Chandler Rome, the Astros beat writer for the Houston Chronicle, attempted to talk to Astros owner Jim Crane at the hotel in which the meetings are taking place. Which makes sense because, duh, Rome covers the Astros and, if you haven’t noticed, the Astros are in the news lately.

Here’s how it went:

This was confirmed by other reporters:

To be clear: this is a radically different way things have ever been handled at MLB meetings of any kind. Reporters — who are credentialed specifically for these meetings at this location, they’re not just showing up — approach the GMs or the owners or whoever as they walk in the public parts of the hotel in which they’re held or in the areas designated for press conferences. It’s not contentious.

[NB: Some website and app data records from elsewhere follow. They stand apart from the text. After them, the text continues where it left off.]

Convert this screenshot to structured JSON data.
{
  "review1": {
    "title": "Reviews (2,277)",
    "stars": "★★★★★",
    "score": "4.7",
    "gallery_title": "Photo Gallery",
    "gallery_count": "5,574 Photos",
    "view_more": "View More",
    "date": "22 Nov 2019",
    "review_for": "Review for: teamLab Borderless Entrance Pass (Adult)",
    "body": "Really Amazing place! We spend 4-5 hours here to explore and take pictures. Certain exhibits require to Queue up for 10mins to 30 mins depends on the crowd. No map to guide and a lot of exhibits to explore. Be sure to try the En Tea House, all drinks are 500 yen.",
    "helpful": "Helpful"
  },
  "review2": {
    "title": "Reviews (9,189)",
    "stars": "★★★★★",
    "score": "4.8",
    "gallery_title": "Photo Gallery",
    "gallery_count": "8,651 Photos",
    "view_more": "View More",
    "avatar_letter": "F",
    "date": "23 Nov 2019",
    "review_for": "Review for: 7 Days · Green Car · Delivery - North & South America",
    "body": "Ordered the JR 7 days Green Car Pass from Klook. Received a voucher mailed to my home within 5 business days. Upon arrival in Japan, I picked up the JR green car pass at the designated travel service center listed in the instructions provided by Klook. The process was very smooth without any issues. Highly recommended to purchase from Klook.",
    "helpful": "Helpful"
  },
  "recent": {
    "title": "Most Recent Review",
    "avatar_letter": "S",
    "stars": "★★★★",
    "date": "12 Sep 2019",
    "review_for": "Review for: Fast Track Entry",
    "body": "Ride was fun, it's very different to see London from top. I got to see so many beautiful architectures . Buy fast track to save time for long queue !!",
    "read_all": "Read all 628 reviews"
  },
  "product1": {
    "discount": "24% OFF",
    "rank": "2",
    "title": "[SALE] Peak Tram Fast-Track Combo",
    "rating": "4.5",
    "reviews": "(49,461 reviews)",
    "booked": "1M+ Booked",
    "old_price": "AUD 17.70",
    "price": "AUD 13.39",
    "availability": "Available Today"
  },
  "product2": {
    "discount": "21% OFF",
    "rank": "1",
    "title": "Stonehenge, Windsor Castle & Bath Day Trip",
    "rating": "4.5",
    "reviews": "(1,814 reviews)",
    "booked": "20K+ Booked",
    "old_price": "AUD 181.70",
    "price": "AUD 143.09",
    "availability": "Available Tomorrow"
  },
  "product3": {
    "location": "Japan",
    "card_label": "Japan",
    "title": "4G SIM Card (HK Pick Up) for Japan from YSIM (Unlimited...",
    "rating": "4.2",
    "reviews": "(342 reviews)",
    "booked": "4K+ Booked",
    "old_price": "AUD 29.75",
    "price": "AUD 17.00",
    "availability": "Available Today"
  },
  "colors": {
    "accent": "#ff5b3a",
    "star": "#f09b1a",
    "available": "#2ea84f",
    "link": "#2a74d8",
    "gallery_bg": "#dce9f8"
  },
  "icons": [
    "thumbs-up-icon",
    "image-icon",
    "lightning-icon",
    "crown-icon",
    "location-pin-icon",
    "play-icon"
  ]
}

Usually the figures of interest will stop and talk a bit then move on. If they don’t want to talk they just keep walking, often offering apologies or an excuse about being late for something and say they’ll be available later. It’s chill as far as reporters vs. the powerful tend to go.

But apparently not today. Not at the owners meetings. Now police — who are apparently off duty on contract security, but armed and in full official uniform — are shielding The Lords of Baseball from scrutiny.

We live in interesting times.